Roger Waters, the 78-year-old bassist and singer who co-founded the pioneering group Pink Floyd, failed to shatter any stereotypes about boomer rockers being out-of-touch during an interview with Toronto’s Globe and Mail. He made dismissive (some might even say rude) comments about two of that city’s most beloved recording artists, seemingly annoyed that his work wasn’t getting enough attention.
The combative musician, who left Pink Floyd in 1985 and unsuccessfully sued remaining group members from continuing to use the name, told a music critic at the newspaper that his old bandmates “were always trying to drag me back from my natural instinct, which is to tell the truth,” and that today he expresses himself “more coherently and clearly now than I did then.”
With that, he asked why Toronto outlets didn’t send someone to review his recent area shows.

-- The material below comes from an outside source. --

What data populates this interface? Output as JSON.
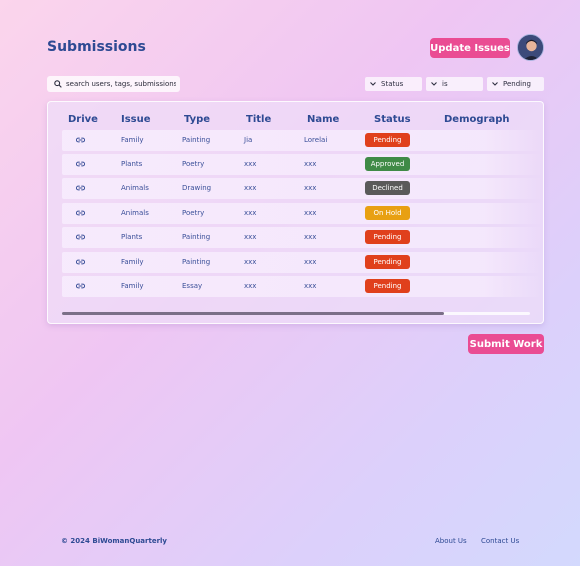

The interviewer, Brad Wheeler, was honest, and said he was assigned to cover The Weeknd at a bigger venue.
“I have no idea what or who the Weeknd is,” Waters said about the Toronto-born artist, which clearly wasn’t true, because he knew that the superstar’s gig at the Rogers Centre was ultimately canceled on the night in question. “People have told me he’s a big act. Well, good luck to him. I’ve got nothing against him,” he added. He also explained that “I don’t listen to much music,” which is, I think most will agree, a perplexing thing to hear a musician say.

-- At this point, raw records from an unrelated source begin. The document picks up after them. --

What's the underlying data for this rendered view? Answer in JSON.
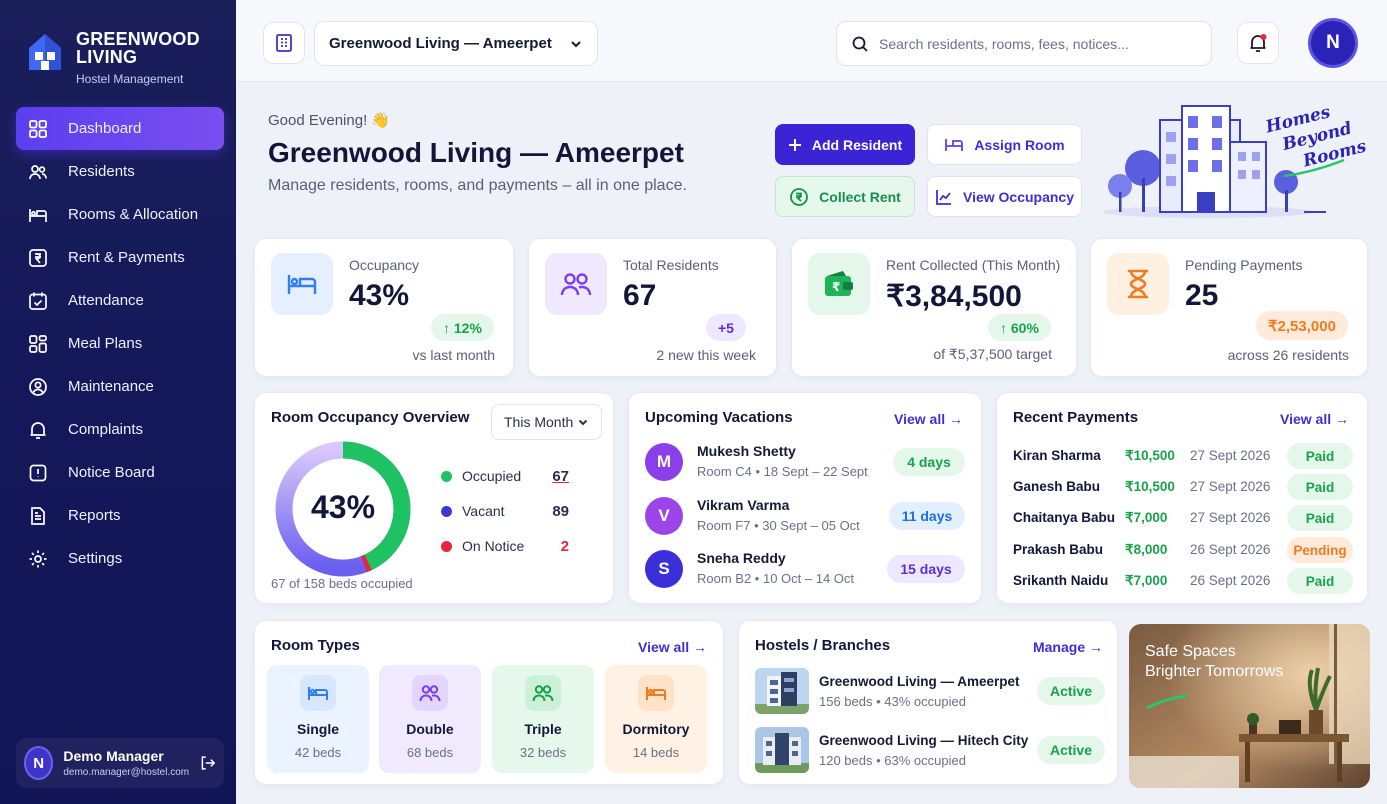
{
  "brand": {
    "title_line1": "GREENWOOD",
    "title_line2": "LIVING",
    "subtitle": "Hostel Management"
  },
  "nav": [
    {
      "label": "Dashboard",
      "icon": "grid-icon",
      "active": true
    },
    {
      "label": "Residents",
      "icon": "users-icon"
    },
    {
      "label": "Rooms & Allocation",
      "icon": "bed-icon"
    },
    {
      "label": "Rent & Payments",
      "icon": "rupee-icon"
    },
    {
      "label": "Attendance",
      "icon": "calendar-check-icon"
    },
    {
      "label": "Meal Plans",
      "icon": "meal-icon"
    },
    {
      "label": "Maintenance",
      "icon": "wrench-icon"
    },
    {
      "label": "Complaints",
      "icon": "bell-alert-icon"
    },
    {
      "label": "Notice Board",
      "icon": "notice-icon"
    },
    {
      "label": "Reports",
      "icon": "report-icon"
    },
    {
      "label": "Settings",
      "icon": "gear-icon"
    }
  ],
  "user": {
    "initial": "N",
    "name": "Demo Manager",
    "email": "demo.manager@hostel.com"
  },
  "topbar": {
    "branch": "Greenwood Living — Ameerpet",
    "search_placeholder": "Search residents, rooms, fees, notices...",
    "avatar_initial": "N"
  },
  "greeting": {
    "hello": "Good Evening! 👋",
    "title": "Greenwood Living — Ameerpet",
    "subtitle": "Manage residents, rooms, and payments – all in one place."
  },
  "actions": {
    "add_resident": "Add Resident",
    "assign_room": "Assign Room",
    "collect_rent": "Collect Rent",
    "view_occupancy": "View Occupancy"
  },
  "hero": {
    "tagline_1": "Homes",
    "tagline_2": "Beyond",
    "tagline_3": "Rooms"
  },
  "stats": {
    "occupancy": {
      "label": "Occupancy",
      "value": "43%",
      "change": "↑ 12%",
      "note": "vs last month"
    },
    "residents": {
      "label": "Total Residents",
      "value": "67",
      "change": "+5",
      "note": "2 new this week"
    },
    "rent": {
      "label": "Rent Collected (This Month)",
      "value": "₹3,84,500",
      "change": "↑ 60%",
      "note": "of ₹5,37,500 target"
    },
    "pending": {
      "label": "Pending Payments",
      "value": "25",
      "change": "₹2,53,000",
      "note": "across 26 residents"
    }
  },
  "occupancy_overview": {
    "title": "Room Occupancy Overview",
    "period": "This Month",
    "center": "43%",
    "footer": "67 of 158 beds occupied",
    "legend": [
      {
        "label": "Occupied",
        "value": "67",
        "color": "#1ec262"
      },
      {
        "label": "Vacant",
        "value": "89",
        "color": "#3b3ad8"
      },
      {
        "label": "On Notice",
        "value": "2",
        "color": "#e5263c"
      }
    ]
  },
  "vacations": {
    "title": "Upcoming Vacations",
    "view_all": "View all →",
    "items": [
      {
        "initial": "M",
        "name": "Mukesh Shetty",
        "detail": "Room C4 • 18 Sept – 22 Sept",
        "days": "4 days"
      },
      {
        "initial": "V",
        "name": "Vikram Varma",
        "detail": "Room F7 • 30 Sept – 05 Oct",
        "days": "11 days"
      },
      {
        "initial": "S",
        "name": "Sneha Reddy",
        "detail": "Room B2 • 10 Oct – 14 Oct",
        "days": "15 days"
      }
    ]
  },
  "payments": {
    "title": "Recent Payments",
    "view_all": "View all →",
    "rows": [
      {
        "name": "Kiran Sharma",
        "amount": "₹10,500",
        "date": "27 Sept 2026",
        "status": "Paid"
      },
      {
        "name": "Ganesh Babu",
        "amount": "₹10,500",
        "date": "27 Sept 2026",
        "status": "Paid"
      },
      {
        "name": "Chaitanya Babu",
        "amount": "₹7,000",
        "date": "27 Sept 2026",
        "status": "Paid"
      },
      {
        "name": "Prakash Babu",
        "amount": "₹8,000",
        "date": "26 Sept 2026",
        "status": "Pending"
      },
      {
        "name": "Srikanth Naidu",
        "amount": "₹7,000",
        "date": "26 Sept 2026",
        "status": "Paid"
      }
    ]
  },
  "room_types": {
    "title": "Room Types",
    "view_all": "View all →",
    "items": [
      {
        "name": "Single",
        "beds": "42 beds"
      },
      {
        "name": "Double",
        "beds": "68 beds"
      },
      {
        "name": "Triple",
        "beds": "32 beds"
      },
      {
        "name": "Dormitory",
        "beds": "14 beds"
      }
    ]
  },
  "hostels": {
    "title": "Hostels / Branches",
    "manage": "Manage →",
    "items": [
      {
        "name": "Greenwood Living — Ameerpet",
        "detail": "156 beds • 43% occupied",
        "status": "Active"
      },
      {
        "name": "Greenwood Living — Hitech City",
        "detail": "120 beds • 63% occupied",
        "status": "Active"
      }
    ]
  },
  "promo": {
    "line1": "Safe Spaces",
    "line2": "Brighter Tomorrows"
  }
}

Waters then played editor-in-chief for a day, and asked why The Globe and Mail couldn’t cover The Weeknd one night and Waters the next, as he performed twice in Toronto. “We don’t do as many concert reviews as we used to,” Wheeler responded.
Figuring one dissbomb against a hometown hero wasn’t enough, Waters then went after hip-hop star Drake. “With all due respect to the Weeknd or Drake or any of them, I am far, far, far more important than any of them will ever be, however many billions of streams they’ve got.”
The Weeknd’s “Blinding Lights” has the longest run on the Billboard Hot 100 than any other song in that organization’s history. He is also the first artist to hold the top position on five Billboard charts at once. He is a four-time Grammy-winner with 75 million records sold, and an Academy Award nomination. Drake’s “God’s Plan” went Platinum 11 times over, and “Hotline Bling” went eight. Certified Lover Boy had a record nine top 10 Hot 100 hits. He’s won four Grammys, and he is the RIAA’s highest-certified digital singles artist ever.
“There is stuff going on here that is fundamentally important to all of our lives,” Waters continued, presumedly in reference to the groundbreaking and top-selling albums he recorded with David Gilmour, Nick Mason, and Richard Wright over 40 years ago. Since his departure from Pink Floyd, Waters has released three albums, with a lengthy gap between 1992 and 2017, to tepid sales. He has also released four live albums, almost all repackaged Pink Floyd material.
In March, Waters released a new version of the 1975 song “Wish You Were Here” (originally sung by Gilmour) dedicated to Julian Assange. In April, the two living members of Pink Floyd got together with Ukrainian musician Andriy Khlyvnyuk for a benefit track.
Here’s Waters and his old band, at the peak of their powers, performing in the ancient amphitheater at Pompeii. I’ve cued it to the best part.